Last month’s storms and heavy snowfall have hit both local businesses and Welsh local authorities, with retail sales for March showing the biggest drop in monthly sales since November 2008, and fashion sales in particular showing the worst month since records began.
As Welsh businesses count the cost of a worryingly low month of sales, the cost of gritting roads has left many Welsh councils seeking financial help, as already struggling budgets were stretched by dealing with the extreme conditions.
In a statement, The Welsh Local Government Association said:
“Extreme climactic events such as the heavy snow falls experienced in north Wales have highlighted the resilience of local government emergency planning procedures, while exposing the financial pressures being placed on local councils who have to bear the brunt of an ever increasing repair and clean up bill.
“While every Council in Wales carries a financial contingency to deal with such emergencies, some north Wales councils now face clean up costs of over £1million in the wake of heavy snowfall, while the bill for repairing damaged roads and bridges after severe flooding hit parts of mid Wales last June cost Ceredigion Council some £525,000. Such events are proving just how quickly the unforeseen financial costs associated with managing extreme weather conditions can begin to undermine local government’s financial ability to deliver essential front line services.”
Rhondda Cynon Taf council leader, Andrew Morgan, said the authority is between £300,000 and £400,000 over budget.

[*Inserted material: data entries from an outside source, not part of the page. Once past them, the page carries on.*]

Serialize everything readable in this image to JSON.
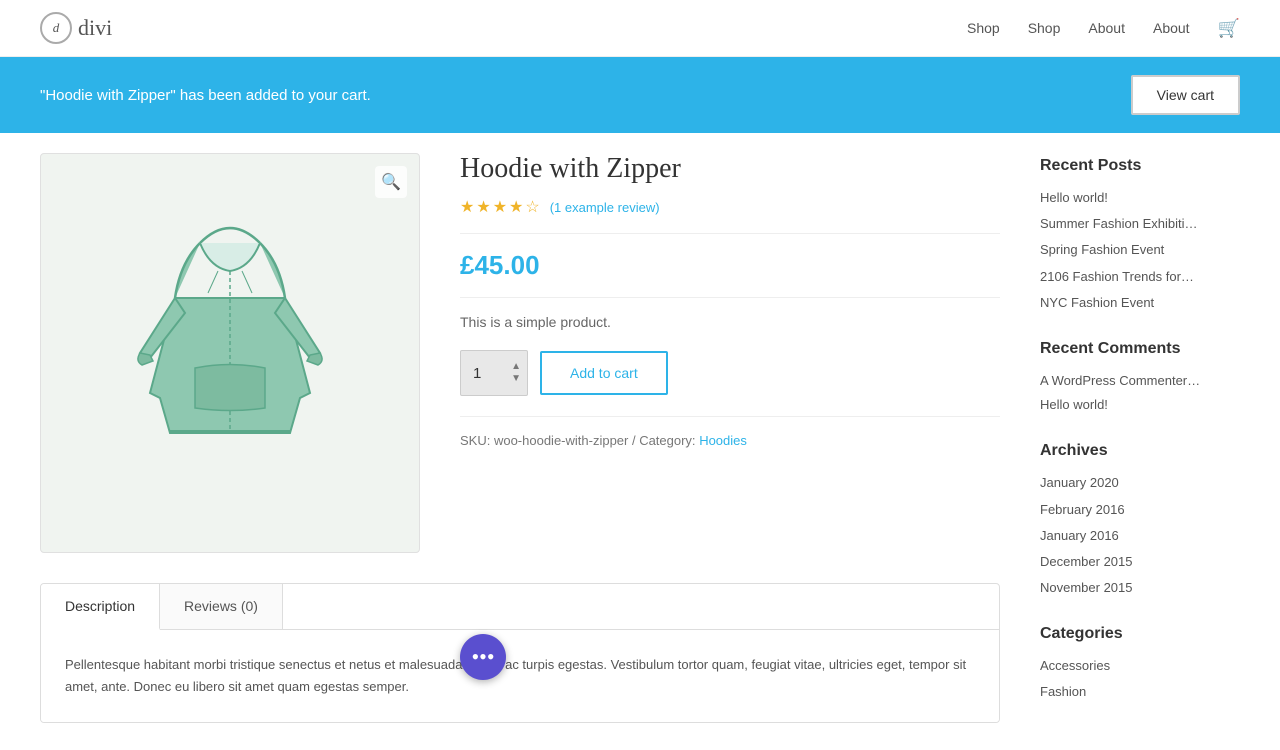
{
  "header": {
    "logo_letter": "d",
    "logo_text": "divi",
    "nav": [
      {
        "label": "Shop",
        "href": "#"
      },
      {
        "label": "Shop",
        "href": "#"
      },
      {
        "label": "About",
        "href": "#"
      },
      {
        "label": "About",
        "href": "#"
      }
    ],
    "cart_icon": "🛒"
  },
  "notification": {
    "message": "\"Hoodie with Zipper\" has been added to your cart.",
    "button_label": "View cart"
  },
  "product": {
    "title": "Hoodie with Zipper",
    "rating_value": "4",
    "review_text": "(1 example review)",
    "price": "£45.00",
    "description": "This is a simple product.",
    "quantity": "1",
    "add_to_cart_label": "Add to cart",
    "sku": "SKU: woo-hoodie-with-zipper / Category:",
    "category_link": "Hoodies"
  },
  "tabs": [
    {
      "label": "Description",
      "active": true
    },
    {
      "label": "Reviews (0)",
      "active": false
    }
  ],
  "tabs_content": {
    "description": "Pellentesque habitant morbi tristique senectus et netus et malesuada fames ac turpis egestas. Vestibulum tortor quam, feugiat vitae, ultricies eget, tempor sit amet, ante. Donec eu libero sit amet quam egestas semper."
  },
  "sidebar": {
    "recent_posts_heading": "Recent Posts",
    "recent_posts": [
      {
        "label": "Hello world!"
      },
      {
        "label": "Summer Fashion Exhibiti…"
      },
      {
        "label": "Spring Fashion Event"
      },
      {
        "label": "2106 Fashion Trends for…"
      },
      {
        "label": "NYC Fashion Event"
      }
    ],
    "recent_comments_heading": "Recent Comments",
    "recent_comments": [
      {
        "label": "A WordPress Commenter…"
      },
      {
        "label": "Hello world!"
      }
    ],
    "archives_heading": "Archives",
    "archives": [
      {
        "label": "January 2020"
      },
      {
        "label": "February 2016"
      },
      {
        "label": "January 2016"
      },
      {
        "label": "December 2015"
      },
      {
        "label": "November 2015"
      }
    ],
    "categories_heading": "Categories",
    "categories": [
      {
        "label": "Accessories"
      },
      {
        "label": "Fashion"
      }
    ]
  },
  "floating_btn": {
    "icon": "···"
  }
}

He explains:
“A certain amount is budgeted each year but there was a snowfall before Christmas, one in early March and another that month…”It took four to five days to clear one access road with 80 vehicles working (across the council area).”
BBC figures reveal many councils have overspent due to the cold weather:
One business who coped better than most was South Wales-based IT support specialists ITCS. The company, whose services include disaster recovery, were able to utilise 4 wheel drive vehicles to help essential staff get to and from work safely. This meant their customers IT systems were kept up and running, despite the bitter cold. One of the Directors even spent his evenings during the cold spell ferrying key community health workers to see their patients.
Managing director Brian Stokes said:
“This type of situation is something we help businesses plan for, however I have to give huge praise to our team, many of whom went above and beyond the call of duty in the bad weather. I especially want to praise one of my Directors, Glyn Pearce, who helped transport staff to and from work, then worked alongside the rest of the team to keep customers up and running, and then spent his free time offering 4×4 transport for local care workers and nurses. The team were incredibly proud of his heroic efforts.”
However, many other businesses and local councils in Wales will continue to count the cost – and meteorologists warn that the cold snap is unlikely to be a one-off.
The Welsh Local Government Association said:
“The Environment Agency has recently warned that the UK can expect extreme weather conditions to increase in frequency in the future, and Wales will face significant operational and financial challenges when it comes to maintaining its essential infrastructure, and in ensuring the resilience and wellbeing of local communities.
“It is now vitally important that Government at all levels in Wales continue to work together to ensure that the impacts of national emergencies are properly managed, including the financial costs of not only dealing with civil emergencies but also the recovery costs that follow.”
It seems our resilience to these conditions is set to be tested – here’;s hoping that businesses and councils are prepared.